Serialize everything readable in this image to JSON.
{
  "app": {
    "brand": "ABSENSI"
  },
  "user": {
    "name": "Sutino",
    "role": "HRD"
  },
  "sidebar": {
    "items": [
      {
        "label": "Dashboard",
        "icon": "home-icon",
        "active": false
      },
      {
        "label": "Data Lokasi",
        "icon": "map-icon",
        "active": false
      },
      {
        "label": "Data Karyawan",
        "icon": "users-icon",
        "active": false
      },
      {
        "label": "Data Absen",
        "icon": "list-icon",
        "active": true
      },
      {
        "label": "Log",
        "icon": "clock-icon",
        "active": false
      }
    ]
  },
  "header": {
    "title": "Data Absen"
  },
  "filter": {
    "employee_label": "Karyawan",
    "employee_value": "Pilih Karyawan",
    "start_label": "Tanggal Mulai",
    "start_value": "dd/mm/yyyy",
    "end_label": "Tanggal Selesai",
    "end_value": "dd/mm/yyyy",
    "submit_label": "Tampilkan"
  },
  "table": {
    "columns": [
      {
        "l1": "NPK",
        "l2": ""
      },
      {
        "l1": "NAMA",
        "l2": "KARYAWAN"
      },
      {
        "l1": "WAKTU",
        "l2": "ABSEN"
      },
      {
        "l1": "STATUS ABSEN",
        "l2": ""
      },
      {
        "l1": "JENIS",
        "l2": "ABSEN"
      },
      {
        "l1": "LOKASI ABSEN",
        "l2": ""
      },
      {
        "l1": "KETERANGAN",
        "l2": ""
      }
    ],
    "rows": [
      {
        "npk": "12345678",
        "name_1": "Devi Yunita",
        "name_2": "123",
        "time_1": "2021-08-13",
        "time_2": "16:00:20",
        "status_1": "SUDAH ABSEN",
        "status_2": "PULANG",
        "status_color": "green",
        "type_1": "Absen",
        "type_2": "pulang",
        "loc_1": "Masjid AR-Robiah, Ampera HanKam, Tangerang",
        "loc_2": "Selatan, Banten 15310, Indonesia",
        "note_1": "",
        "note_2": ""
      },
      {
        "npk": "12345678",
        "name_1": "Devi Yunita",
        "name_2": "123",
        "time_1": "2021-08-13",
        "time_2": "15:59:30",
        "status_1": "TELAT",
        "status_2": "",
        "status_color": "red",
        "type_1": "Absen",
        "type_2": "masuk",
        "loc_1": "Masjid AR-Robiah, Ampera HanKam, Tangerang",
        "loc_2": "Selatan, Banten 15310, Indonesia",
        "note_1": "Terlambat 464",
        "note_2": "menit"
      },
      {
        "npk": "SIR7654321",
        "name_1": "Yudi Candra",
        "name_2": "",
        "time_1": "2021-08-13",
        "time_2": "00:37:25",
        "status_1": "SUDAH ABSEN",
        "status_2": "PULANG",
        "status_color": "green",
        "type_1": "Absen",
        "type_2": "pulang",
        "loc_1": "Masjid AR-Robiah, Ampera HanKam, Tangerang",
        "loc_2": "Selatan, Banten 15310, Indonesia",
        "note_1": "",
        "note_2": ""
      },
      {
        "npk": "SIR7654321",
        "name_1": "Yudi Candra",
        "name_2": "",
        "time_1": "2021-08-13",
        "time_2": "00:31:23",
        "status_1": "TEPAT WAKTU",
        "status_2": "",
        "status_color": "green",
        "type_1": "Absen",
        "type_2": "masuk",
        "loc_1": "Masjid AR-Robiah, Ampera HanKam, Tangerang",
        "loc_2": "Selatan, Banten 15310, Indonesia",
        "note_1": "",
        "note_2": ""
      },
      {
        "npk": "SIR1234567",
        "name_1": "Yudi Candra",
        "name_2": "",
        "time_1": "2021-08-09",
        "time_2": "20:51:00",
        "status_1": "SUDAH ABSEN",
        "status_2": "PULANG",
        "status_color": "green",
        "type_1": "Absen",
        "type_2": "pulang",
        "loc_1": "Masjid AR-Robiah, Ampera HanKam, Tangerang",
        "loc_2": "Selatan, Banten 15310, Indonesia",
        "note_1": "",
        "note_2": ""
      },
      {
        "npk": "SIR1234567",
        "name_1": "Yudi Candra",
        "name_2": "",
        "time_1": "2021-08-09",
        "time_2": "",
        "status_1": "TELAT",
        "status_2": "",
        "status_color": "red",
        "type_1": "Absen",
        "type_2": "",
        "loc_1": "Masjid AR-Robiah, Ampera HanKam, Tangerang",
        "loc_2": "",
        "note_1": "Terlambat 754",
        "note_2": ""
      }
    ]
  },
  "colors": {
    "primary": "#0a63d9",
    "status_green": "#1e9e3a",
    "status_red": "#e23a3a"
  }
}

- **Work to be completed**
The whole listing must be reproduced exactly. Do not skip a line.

- **Output below**
Serialize everything readable in this image to JSON.
{
  "app": {
    "brand": "ABSENSI"
  },
  "user": {
    "name": "Sutino",
    "role": "HRD"
  },
  "sidebar": {
    "items": [
      {
        "label": "Dashboard",
        "icon": "home-icon",
        "active": false
      },
      {
        "label": "Data Lokasi",
        "icon": "map-icon",
        "active": false
      },
      {
        "label": "Data Karyawan",
        "icon": "users-icon",
        "active": false
      },
      {
        "label": "Data Absen",
        "icon": "list-icon",
        "active": true
      },
      {
        "label": "Log",
        "icon": "clock-icon",
        "active": false
      }
    ]
  },
  "header": {
    "title": "Data Absen"
  },
  "filter": {
    "employee_label": "Karyawan",
    "employee_value": "Pilih Karyawan",
    "start_label": "Tanggal Mulai",
    "start_value": "dd/mm/yyyy",
    "end_label": "Tanggal Selesai",
    "end_value": "dd/mm/yyyy",
    "submit_label": "Tampilkan"
  },
  "table": {
    "columns": [
      {
        "l1": "NPK",
        "l2": ""
      },
      {
        "l1": "NAMA",
        "l2": "KARYAWAN"
      },
      {
        "l1": "WAKTU",
        "l2": "ABSEN"
      },
      {
        "l1": "STATUS ABSEN",
        "l2": ""
      },
      {
        "l1": "JENIS",
        "l2": "ABSEN"
      },
      {
        "l1": "LOKASI ABSEN",
        "l2": ""
      },
      {
        "l1": "KETERANGAN",
        "l2": ""
      }
    ],
    "rows": [
      {
        "npk": "12345678",
        "name_1": "Devi Yunita",
        "name_2": "123",
        "time_1": "2021-08-13",
        "time_2": "16:00:20",
        "status_1": "SUDAH ABSEN",
        "status_2": "PULANG",
        "status_color": "green",
        "type_1": "Absen",
        "type_2": "pulang",
        "loc_1": "Masjid AR-Robiah, Ampera HanKam, Tangerang",
        "loc_2": "Selatan, Banten 15310, Indonesia",
        "note_1": "",
        "note_2": ""
      },
      {
        "npk": "12345678",
        "name_1": "Devi Yunita",
        "name_2": "123",
        "time_1": "2021-08-13",
        "time_2": "15:59:30",
        "status_1": "TELAT",
        "status_2": "",
        "status_color": "red",
        "type_1": "Absen",
        "type_2": "masuk",
        "loc_1": "Masjid AR-Robiah, Ampera HanKam, Tangerang",
        "loc_2": "Selatan, Banten 15310, Indonesia",
        "note_1": "Terlambat 464",
        "note_2": "menit"
      },
      {
        "npk": "SIR7654321",
        "name_1": "Yudi Candra",
        "name_2": "",
        "time_1": "2021-08-13",
        "time_2": "00:37:25",
        "status_1": "SUDAH ABSEN",
        "status_2": "PULANG",
        "status_color": "green",
        "type_1": "Absen",
        "type_2": "pulang",
        "loc_1": "Masjid AR-Robiah, Ampera HanKam, Tangerang",
        "loc_2": "Selatan, Banten 15310, Indonesia",
        "note_1": "",
        "note_2": ""
      },
      {
        "npk": "SIR7654321",
        "name_1": "Yudi Candra",
        "name_2": "",
        "time_1": "2021-08-13",
        "time_2": "00:31:23",
        "status_1": "TEPAT WAKTU",
        "status_2": "",
        "status_color": "green",
        "type_1": "Absen",
        "type_2": "masuk",
        "loc_1": "Masjid AR-Robiah, Ampera HanKam, Tangerang",
        "loc_2": "Selatan, Banten 15310, Indonesia",
        "note_1": "",
        "note_2": ""
      },
      {
        "npk": "SIR1234567",
        "name_1": "Yudi Candra",
        "name_2": "",
        "time_1": "2021-08-09",
        "time_2": "20:51:00",
        "status_1": "SUDAH ABSEN",
        "status_2": "PULANG",
        "status_color": "green",
        "type_1": "Absen",
        "type_2": "pulang",
        "loc_1": "Masjid AR-Robiah, Ampera HanKam, Tangerang",
        "loc_2": "Selatan, Banten 15310, Indonesia",
        "note_1": "",
        "note_2": ""
      },
      {
        "npk": "SIR1234567",
        "name_1": "Yudi Candra",
        "name_2": "",
        "time_1": "2021-08-09",
        "time_2": "",
        "status_1": "TELAT",
        "status_2": "",
        "status_color": "red",
        "type_1": "Absen",
        "type_2": "",
        "loc_1": "Masjid AR-Robiah, Ampera HanKam, Tangerang",
        "loc_2": "",
        "note_1": "Terlambat 754",
        "note_2": ""
      }
    ]
  },
  "colors": {
    "primary": "#0a63d9",
    "status_green": "#1e9e3a",
    "status_red": "#e23a3a"
  }
}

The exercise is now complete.